Pandemic crash: Almost 200,000 UK travel jobs lost or at risk due to Covid crisis

Around 195,000 people working in the UK travel industry have either lost their job or are at risk of losing their job due to the Covid-19 crisis.

The sector employs around 526,000 people across the UK in ordinary times, meaning that more than a third (37 per cent) of all jobs in the sector face being wiped out, according to industry group ABTA.

It’s not just jobs that are bearing the brunt, businesses are on the brink of financial failure, with 57 per cent of SME travel agents said they would not have the cash to survive more than three months based on current trading conditions and available Government support.

Biggest hit

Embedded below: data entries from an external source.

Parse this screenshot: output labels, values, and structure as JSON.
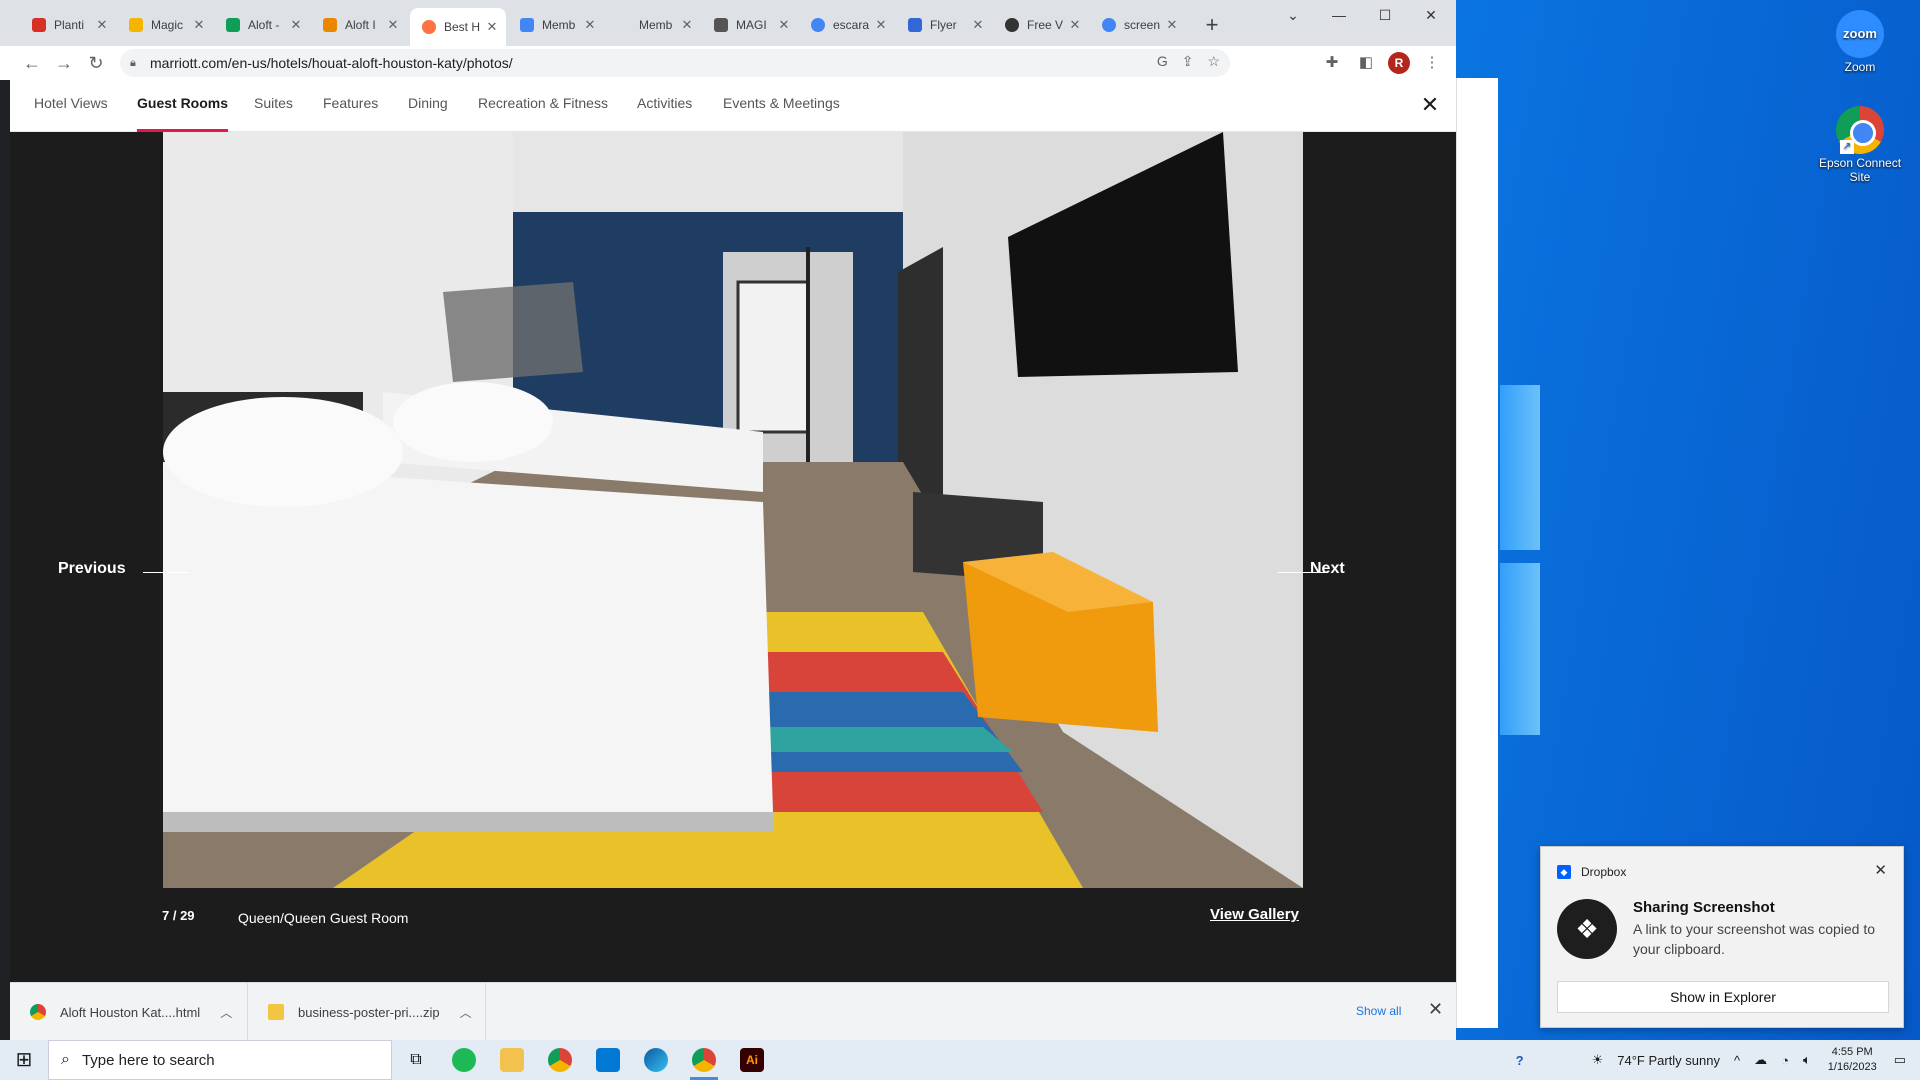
{
  "browser": {
    "tabs": [
      {
        "title": "Planti",
        "color": "#d93025"
      },
      {
        "title": "Magic",
        "color": "#f4b400"
      },
      {
        "title": "Aloft -",
        "color": "#0f9d58"
      },
      {
        "title": "Aloft I",
        "color": "#ea8600"
      },
      {
        "title": "Best H",
        "color": "#ff7043",
        "active": true
      },
      {
        "title": "Memb",
        "color": "#4285f4"
      },
      {
        "title": "Memb",
        "color": "#dee1e6"
      },
      {
        "title": "MAGI",
        "color": "#555555"
      },
      {
        "title": "escara",
        "color": "#4285f4"
      },
      {
        "title": "Flyer",
        "color": "#3367d6"
      },
      {
        "title": "Free V",
        "color": "#333333"
      },
      {
        "title": "screen",
        "color": "#4285f4"
      }
    ],
    "url": "marriott.com/en-us/hotels/houat-aloft-houston-katy/photos/",
    "profile_initial": "R"
  },
  "gallery": {
    "categories": [
      "Hotel Views",
      "Guest Rooms",
      "Suites",
      "Features",
      "Dining",
      "Recreation & Fitness",
      "Activities",
      "Events & Meetings"
    ],
    "active_category": "Guest Rooms",
    "previous_label": "Previous",
    "next_label": "Next",
    "counter": "7 / 29",
    "caption": "Queen/Queen Guest Room",
    "view_gallery_label": "View Gallery"
  },
  "downloads": {
    "items": [
      "Aloft Houston Kat....html",
      "business-poster-pri....zip"
    ],
    "show_all": "Show all"
  },
  "desktop": {
    "icons": [
      {
        "label": "Zoom",
        "glyph": "zoom"
      },
      {
        "label": "Epson Connect Site"
      }
    ]
  },
  "taskbar": {
    "search_placeholder": "Type here to search",
    "weather": "74°F  Partly sunny",
    "time": "4:55 PM",
    "date": "1/16/2023"
  },
  "toast": {
    "app": "Dropbox",
    "title": "Sharing Screenshot",
    "body": "A link to your screenshot was copied to your clipboard.",
    "button": "Show in Explorer"
  }
}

The travel industry has taken the biggest economic hit of all sectors impacted by the pandemic, with Office of National Statistics figures showing revenues for travel agents and tour operators have been consistently down between 86 to 90 per cent each month since February of last year.

ABTA’s findings show the immense pressure the travel industry is under after almost 18 months of severe restrictions which have curtailed the sector’s ability to trade.

The industry body is therefore urging the government to deliver a package of tailored financial support to see the industry through to recovery, which includes extending existing furlough and self-employed income support, extending full business rates relief and creating a new sector-specific ‘recovery grants’ regime for travel agents, tour operators and travel management companies.

Mark Tanzer, ABTA’s chief executive, told City A.M. it it is particularly critical that support is extended given that employer furlough contributions are due to rise at the end of the month and business rates relief will be tapered.

“With international travel still largely restricted, travel businesses will not have the money to cover these costs,” the association said in a statement.

The government is expected to review the requirements for international travel on 28 June, and the industry is also awaiting the next review of the traffic light list.

Traffic light system

ABTA called the traffic light system, launched last month to deliver a safe, meaningful, risk-based restart to international travel, “a false start, which has further dented consumer confidence at a critical time.”

“The system is not operating as intended, with overseas travel barely open, and as a result, the industry is on the precipice of losing a second peak summer season – crucial months which represents two-thirds of travel companies’ income,” Tanzer said.

“Travel businesses feel completely abandoned by the government, which has consistently failed to provide adequate support for an industry which has borne the brunt of the economic fallout from the pandemic,” he added.